12/13/2010 02:44 pm ET Updated May 25, 2011

Swords and Ploughshares

It is well documented that environmental concerns can be a catalyst for armed conflict between nations -- numerous territorial disputes over rights to water, land, and various other natural resources being cases in point. Yet environmental problems can also create conditions in which cooperation becomes feasible, perhaps even imperative, between countries with age-old adversarial relationships.

A unifying influence may be exerted by trans-boundary environmental problems that threaten some degree of survival and thereby necessitate collaboration where none would normally exist. For example, our severance of diplomatic relations with Cuba after Fidel Castro seized power did not curtail our cooperation with the Caribbean dictatorship in sharing data and preparedness strategy associated with Atlantic hurricanes and oil spills.

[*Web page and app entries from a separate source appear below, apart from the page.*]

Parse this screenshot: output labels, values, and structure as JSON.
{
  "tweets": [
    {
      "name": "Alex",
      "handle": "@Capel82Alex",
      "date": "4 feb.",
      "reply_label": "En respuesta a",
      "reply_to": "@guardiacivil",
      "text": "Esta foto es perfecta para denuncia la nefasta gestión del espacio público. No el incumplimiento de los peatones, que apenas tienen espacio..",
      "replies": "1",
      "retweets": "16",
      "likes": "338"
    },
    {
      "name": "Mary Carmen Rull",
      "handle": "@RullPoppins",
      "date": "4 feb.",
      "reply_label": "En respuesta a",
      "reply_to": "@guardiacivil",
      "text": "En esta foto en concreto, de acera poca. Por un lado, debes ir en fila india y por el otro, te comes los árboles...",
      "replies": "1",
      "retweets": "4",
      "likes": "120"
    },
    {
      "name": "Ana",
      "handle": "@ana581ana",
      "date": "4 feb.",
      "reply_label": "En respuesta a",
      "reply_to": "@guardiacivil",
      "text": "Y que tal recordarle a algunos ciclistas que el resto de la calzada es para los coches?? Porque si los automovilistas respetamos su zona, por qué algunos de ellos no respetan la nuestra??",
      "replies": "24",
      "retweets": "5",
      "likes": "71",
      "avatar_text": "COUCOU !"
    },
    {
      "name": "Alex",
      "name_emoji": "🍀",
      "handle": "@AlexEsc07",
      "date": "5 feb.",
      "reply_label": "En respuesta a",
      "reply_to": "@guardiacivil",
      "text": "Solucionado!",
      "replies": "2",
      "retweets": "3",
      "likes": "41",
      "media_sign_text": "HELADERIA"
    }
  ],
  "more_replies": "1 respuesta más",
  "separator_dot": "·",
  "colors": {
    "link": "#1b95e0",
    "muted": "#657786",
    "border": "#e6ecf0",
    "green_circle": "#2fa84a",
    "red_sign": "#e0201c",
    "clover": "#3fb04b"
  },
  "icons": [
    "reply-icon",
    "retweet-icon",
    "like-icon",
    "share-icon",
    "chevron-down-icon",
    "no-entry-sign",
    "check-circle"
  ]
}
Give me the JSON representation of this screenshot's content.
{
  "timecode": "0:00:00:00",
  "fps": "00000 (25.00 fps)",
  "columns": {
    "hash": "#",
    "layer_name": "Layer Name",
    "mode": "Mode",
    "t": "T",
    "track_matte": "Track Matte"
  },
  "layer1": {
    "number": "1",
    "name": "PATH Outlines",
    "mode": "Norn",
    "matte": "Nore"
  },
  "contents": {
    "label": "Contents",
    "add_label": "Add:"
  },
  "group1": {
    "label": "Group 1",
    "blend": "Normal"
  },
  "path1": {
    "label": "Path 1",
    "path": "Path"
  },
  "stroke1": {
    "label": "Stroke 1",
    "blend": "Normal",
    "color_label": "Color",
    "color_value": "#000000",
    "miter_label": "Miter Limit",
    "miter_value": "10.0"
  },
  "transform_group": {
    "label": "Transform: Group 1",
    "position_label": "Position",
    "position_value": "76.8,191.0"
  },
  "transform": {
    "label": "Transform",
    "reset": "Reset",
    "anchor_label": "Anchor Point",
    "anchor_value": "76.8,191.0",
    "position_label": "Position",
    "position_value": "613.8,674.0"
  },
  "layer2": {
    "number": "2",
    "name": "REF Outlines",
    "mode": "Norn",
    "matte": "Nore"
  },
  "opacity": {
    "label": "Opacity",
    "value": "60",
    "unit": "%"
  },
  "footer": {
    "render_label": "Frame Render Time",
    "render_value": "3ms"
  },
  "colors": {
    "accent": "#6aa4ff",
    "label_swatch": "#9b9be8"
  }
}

Even when Great Britain and Argentina were engaged in a brief military face-off over control of the Falkland Islands in the South Atlantic, they continued to cooperate in a program to protect the Antarctic environment. And what of the mother of all environmentally-related détentes, the Nuclear Arms Treaty signed by 180 nations, some of whom you can be sure, were not bosom buddies?

A classic case of environmental concerns eliciting cooperation between feuding nations revolves around the Mediterranean Sea where Israel and her enemies bordering that body of water have long collaborated in combating pollution threats.

And it is Israel which brings us to another form of environmentally-inspired détente, one in which the impetus is a humanitarian impulse rather than mutual survival. Israel was recently overwhelmed by a forest fire that claimed 42 lives, caused the evacuation of over 15,000 people and burned more than 12,000 acres to the ground. Lacking sufficient equipment to cope with the blaze, Israel issued a call for international assistance. Not only did the United States, Russia, and many European nations respond. Countries and people with whom Israel had strained or outright hostile relationships came to the rescue, namely Turkey, Egypt, Jordan, and West Bank Palestinians who have been in conflict with the Jewish state since her inception. Israeli Arabs, who often are regarded with suspicion by their fellow Jewish citizens, stepped forward to help feed and shelter the evacuees.

Will this ease tensions between governments, enmity between Arab and Jew? Trust and friendship do not develop over night, but gratitude and good will frequently set the stage for further dialogue, which if achieved is a darn good start.

[Some of the above material was taken from Edward Flattau's new book, Green Morality, published by The Way Things Are Publications in October, 2010]